As dynamic as the action is, the characters are the heart of the film, and black women get to shine brightly in Black Panther. It is exciting to see Coogler flip the script on the traditional tropes of gadgeteer, love interest, and bodyguard as an extension of that celebration. All of Wakanda’s mechanical splendor is due to Letitia Wright’s Shuri, but rather than being stuck behind a desk, she gets in on the action herself, aiding her brother against Ulysses Klaue’s forces. Wright brings such an excitement and freshness to her role, and you can tell Coogler’s own elation lives vicariously through her as she dreams up of new technological weapons: what’s better than a bulletproof catsuit? How about one that can emit kinetic energy blasts?

Lupita Nyong’o’s Nakia, while T’Challa’s love interest, is no damsel in distress; she’s fiercely independent and more than able to hold her own in a fight. Likewise, Okoye (Danai Gurira), leader of the Dora Milaje, Wakanda’s all-female special forces, is not just a submissive foot soldier but T’Challa’s rival when it comes to combat, and equal parts witty and deadly. She provides some of the film’s standout fight sequences. Andy Serkis’s Ulysses Klaue, a black market arms dealer, is delightfully histrionic and his single-minded ambitions clash nicely alongside Killmonger’s more personal vendetta.

After one of T’Challa’s first missions, Shuri offers him an updated gadget, and he declines the modifications, stating that the current one works just fine. To this, Shuri berates her older brother, stating, “just because something works, does not mean it can’t be improved.” How fittingly meta for a film like Black Panther, a superhero movie that improves on the Marvel Cinematic Universe’s already winning slate. Coogler’s film is art that is not political in its agenda, but honest in its inquisition: it speaks powerfully to human suffering and tackles its heady themes with poise and grace. In a time where the rhetoric of wall-breaking is prevalent, Black Panther reminds us to build bridges and to seek unity, not uniformity. How’s that for typical superhero fanfare?

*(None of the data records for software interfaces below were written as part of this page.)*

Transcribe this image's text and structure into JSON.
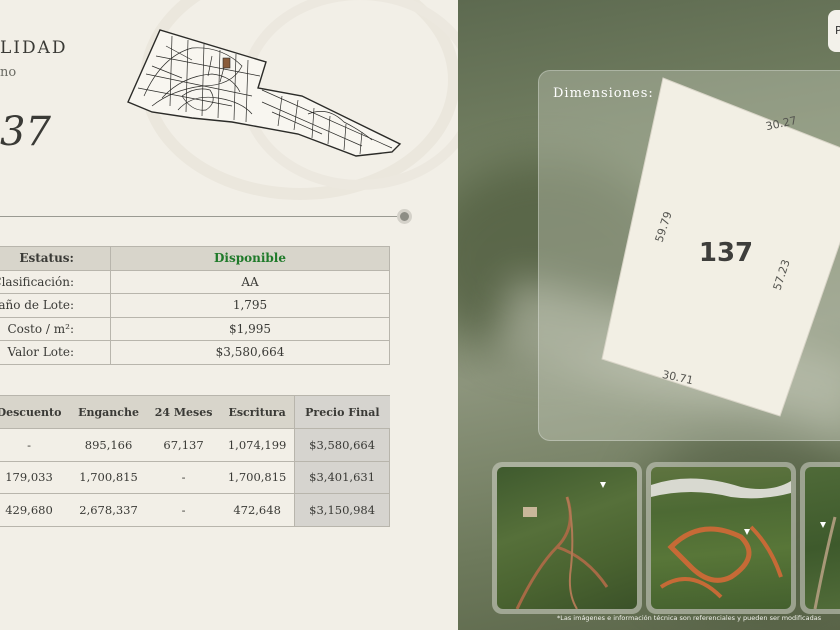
{
  "left": {
    "title": "LIDAD",
    "subtitle": "no",
    "lot_number": "37"
  },
  "info_table": [
    {
      "label": "Estatus:",
      "value": "Disponible"
    },
    {
      "label": "Clasificación:",
      "value": "AA"
    },
    {
      "label": "amaño de Lote:",
      "value": "1,795"
    },
    {
      "label": "Costo / m²:",
      "value": "$1,995"
    },
    {
      "label": "Valor Lote:",
      "value": "$3,580,664"
    }
  ],
  "payment_table": {
    "headers": [
      "Descuento",
      "Enganche",
      "24 Meses",
      "Escritura",
      "Precio Final"
    ],
    "rows": [
      [
        "-",
        "895,166",
        "67,137",
        "1,074,199",
        "$3,580,664"
      ],
      [
        "179,033",
        "1,700,815",
        "-",
        "1,700,815",
        "$3,401,631"
      ],
      [
        "429,680",
        "2,678,337",
        "-",
        "472,648",
        "$3,150,984"
      ]
    ]
  },
  "right": {
    "top_button": "P",
    "dimensions_label": "Dimensiones:",
    "lot_id": "137",
    "sides": {
      "top": "30.27",
      "left": "59.79",
      "right": "57.23",
      "bottom": "30.71"
    },
    "disclaimer": "*Las imágenes e información técnica son referenciales y pueden ser modificadas"
  },
  "colors": {
    "status_available": "#1f7a2a",
    "panel_bg": "#f2efe7",
    "table_header": "#d8d5cb"
  }
}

Zachary Lee is a sophomore in the College of Arts and Sciences. He can be reached at zlee@cornellsun.com.